For those slaves who had escaped the hell of slavery in the South and made a life for themselves in the North, the Fugitive Slave Act was a living nightmare. Many now packed up and headed for Canada due to the fact the power of the law allowed slave hunters to kidnap the children of free Negroes and whisk them south where they too became slaves.
Over the course of the next 10 years, an estimated 20,000 Negroes moved across the northern border. Harriet Jacobs, a fugitive who now made her home in New York, said the law’s passage was “the beginning of a reign of terror to the colored population.” Frederick Douglass denounced a government that willingly made decisions like this and began to travel far and wide, delivering fiery speeches in the defense of freedom.
Henry Clay now turned his full attention to finding a solution to this law. Clay had already been engaged in one fiery debate about slavery in 1820 with his Missouri Compromise. Now thirty years later, he was back at it. In this case, the goal was to keep the nation together.

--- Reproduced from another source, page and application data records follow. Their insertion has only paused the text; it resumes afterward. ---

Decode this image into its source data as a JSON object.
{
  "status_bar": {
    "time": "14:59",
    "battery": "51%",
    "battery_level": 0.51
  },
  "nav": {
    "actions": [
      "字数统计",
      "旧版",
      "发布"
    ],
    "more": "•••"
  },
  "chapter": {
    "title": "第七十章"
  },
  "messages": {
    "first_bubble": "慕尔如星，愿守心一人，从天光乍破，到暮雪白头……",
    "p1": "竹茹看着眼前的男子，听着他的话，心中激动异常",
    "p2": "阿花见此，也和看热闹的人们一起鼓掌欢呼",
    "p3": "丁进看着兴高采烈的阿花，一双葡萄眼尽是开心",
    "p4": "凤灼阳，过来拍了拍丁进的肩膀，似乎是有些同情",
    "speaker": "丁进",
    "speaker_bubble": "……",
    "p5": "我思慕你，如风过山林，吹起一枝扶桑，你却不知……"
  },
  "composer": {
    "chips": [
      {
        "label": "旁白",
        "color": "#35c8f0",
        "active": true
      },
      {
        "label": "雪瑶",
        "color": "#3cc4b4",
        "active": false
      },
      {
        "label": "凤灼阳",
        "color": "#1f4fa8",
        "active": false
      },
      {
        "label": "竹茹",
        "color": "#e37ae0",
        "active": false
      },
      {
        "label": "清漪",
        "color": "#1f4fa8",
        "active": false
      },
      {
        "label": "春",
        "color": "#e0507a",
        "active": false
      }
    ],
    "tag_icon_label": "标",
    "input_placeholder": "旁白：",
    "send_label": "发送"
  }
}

The Fugitive Slave Act was fiercely attacked by abolitionists, many of who would mob federal officials in an effort to release fugitives. Boston became a center of resistance. In one example, a fugitive by the name of Shadrach Minkins was being readied to return to his master when a member of the Boston Vigilance Committee, Lewis Hayden, accompanied by an Underground Railroad conductor, forced their way into a Boston courtroom. These individuals succeeded in releasing Hayden and helped aid his efforts to reach Canada. On another occasion, a group of “good citizens” stormed the federal courthouse to secure the release of Anthony Burns, a runaway slave from Virginia. 1,100 soldiers were ordered to guard him as he was marched aboard the ship to be returned to his master.
Frederick Douglass, William Lloyd Garrison, John Greenleaf Whittier and Wendell Phillips immediately took up the gauntlet to combat this law. They were joined by numerous moderate anti-slavery leaders such as Arthur Tappan, who stated he would willingly disobey this law and now threw his support behind the Underground Railroad.

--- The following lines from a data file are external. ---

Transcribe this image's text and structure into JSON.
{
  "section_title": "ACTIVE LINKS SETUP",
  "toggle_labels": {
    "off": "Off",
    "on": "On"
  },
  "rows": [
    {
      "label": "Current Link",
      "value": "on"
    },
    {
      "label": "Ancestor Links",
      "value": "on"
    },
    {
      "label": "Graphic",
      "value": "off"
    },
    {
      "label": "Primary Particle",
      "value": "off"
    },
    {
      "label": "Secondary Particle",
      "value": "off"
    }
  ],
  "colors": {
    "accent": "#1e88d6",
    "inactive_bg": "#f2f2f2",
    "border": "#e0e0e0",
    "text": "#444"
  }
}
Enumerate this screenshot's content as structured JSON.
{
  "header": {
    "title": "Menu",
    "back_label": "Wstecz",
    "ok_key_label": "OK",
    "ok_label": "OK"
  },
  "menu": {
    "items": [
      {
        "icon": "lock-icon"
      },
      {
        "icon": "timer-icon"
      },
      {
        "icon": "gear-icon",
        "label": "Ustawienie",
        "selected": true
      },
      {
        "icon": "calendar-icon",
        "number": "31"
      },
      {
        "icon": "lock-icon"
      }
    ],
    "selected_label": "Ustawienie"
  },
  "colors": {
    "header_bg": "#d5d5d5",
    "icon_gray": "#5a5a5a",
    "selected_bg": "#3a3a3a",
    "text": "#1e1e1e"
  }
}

Ordinary citizens began active participation with the abolitionists raising funds to help combat this injustice. Between the years of 1850–1860, the Underground Railroad was extremely busy as the country’s citizens began to take a strong stance against the institution of slavery, even those who had previously been ambivalent regarding the topic.
On August 21-22, 1850, the First Congregational Church of Cazenovia, New York played host to the Fugitive Slave Act Convention. Since the early 1830s, many leaders of the abolitionist movement had either been born or raised in Cazenovia. Others had at one time called Cazenovia home during some period of their lives. The gathering was one of the most important and largest of the abolitionist meetings.

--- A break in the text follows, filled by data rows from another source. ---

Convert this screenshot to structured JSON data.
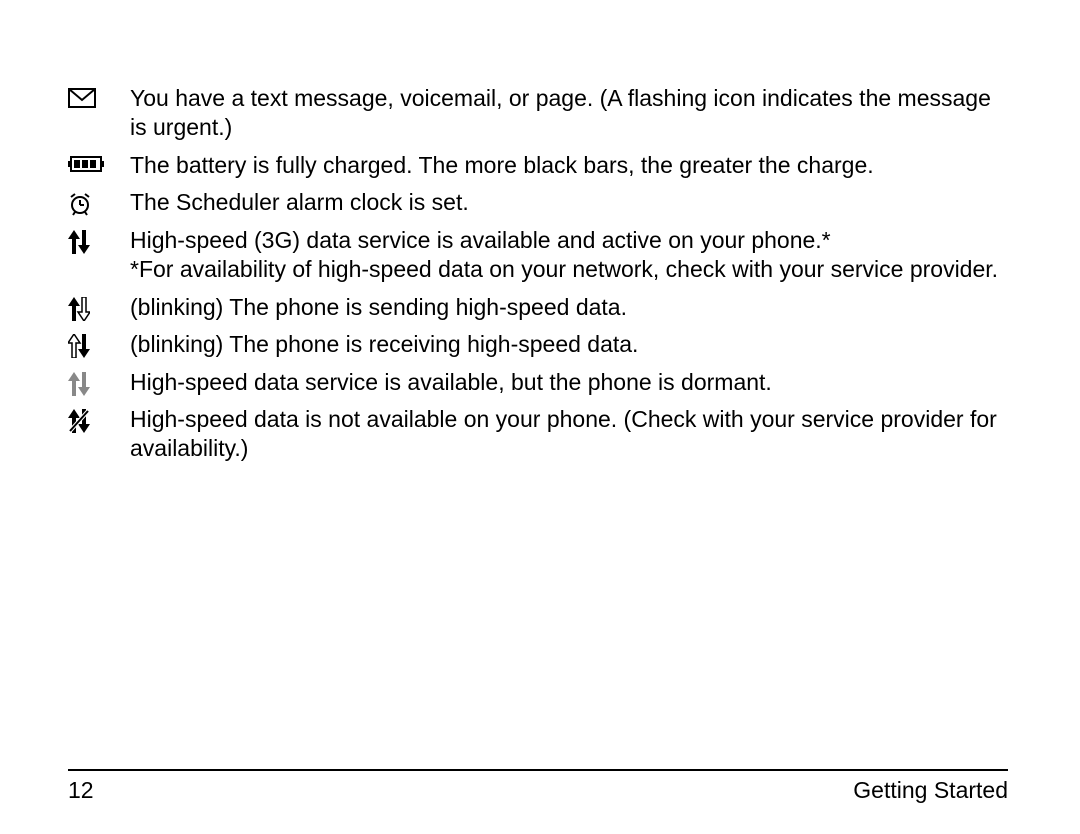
{
  "items": [
    {
      "text": "You have a text message, voicemail, or page. (A flashing icon indicates the message is urgent.)"
    },
    {
      "text": "The battery is fully charged. The more black bars, the greater the charge."
    },
    {
      "text": "The Scheduler alarm clock is set."
    },
    {
      "text": "High-speed (3G) data service is available and active on your phone.*",
      "extra": "*For availability of high-speed data on your network, check with your service provider."
    },
    {
      "text": "(blinking) The phone is sending high-speed data."
    },
    {
      "text": "(blinking) The phone is receiving high-speed data."
    },
    {
      "text": "High-speed data service is available, but the phone is dormant."
    },
    {
      "text": "High-speed data is not available on your phone. (Check with your service provider for availability.)"
    }
  ],
  "footer": {
    "page": "12",
    "section": "Getting Started"
  }
}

Numbered among the attendees was Frederick Douglass, along with a quantity of other escaped slaves. Taking to the podium, Douglass helped to spread the call to end slavery. What distinguished Cazenovia’s convention from other anti-slavery conventions of the past was the fiery message contained within A Letter to the American Slaves, from those who have fled from American Slavery.
Though the letter and convention did little to actually free the slaves themselves, it served to rally the abolitionists.
When the law was enacted on September 18, 1850, the letter from the fugitive slaves was read in Congress. Congressional members from the South were enraged when they heard it.
Over the next 14 years, numerous cases arose under the Fugitive Slave Act of 1850. The legislation probably had as much to do with bringing about the Civil War as did the controversy over slavery in the territories. On June 28, 1864, the Act of 1850 was finally repealed.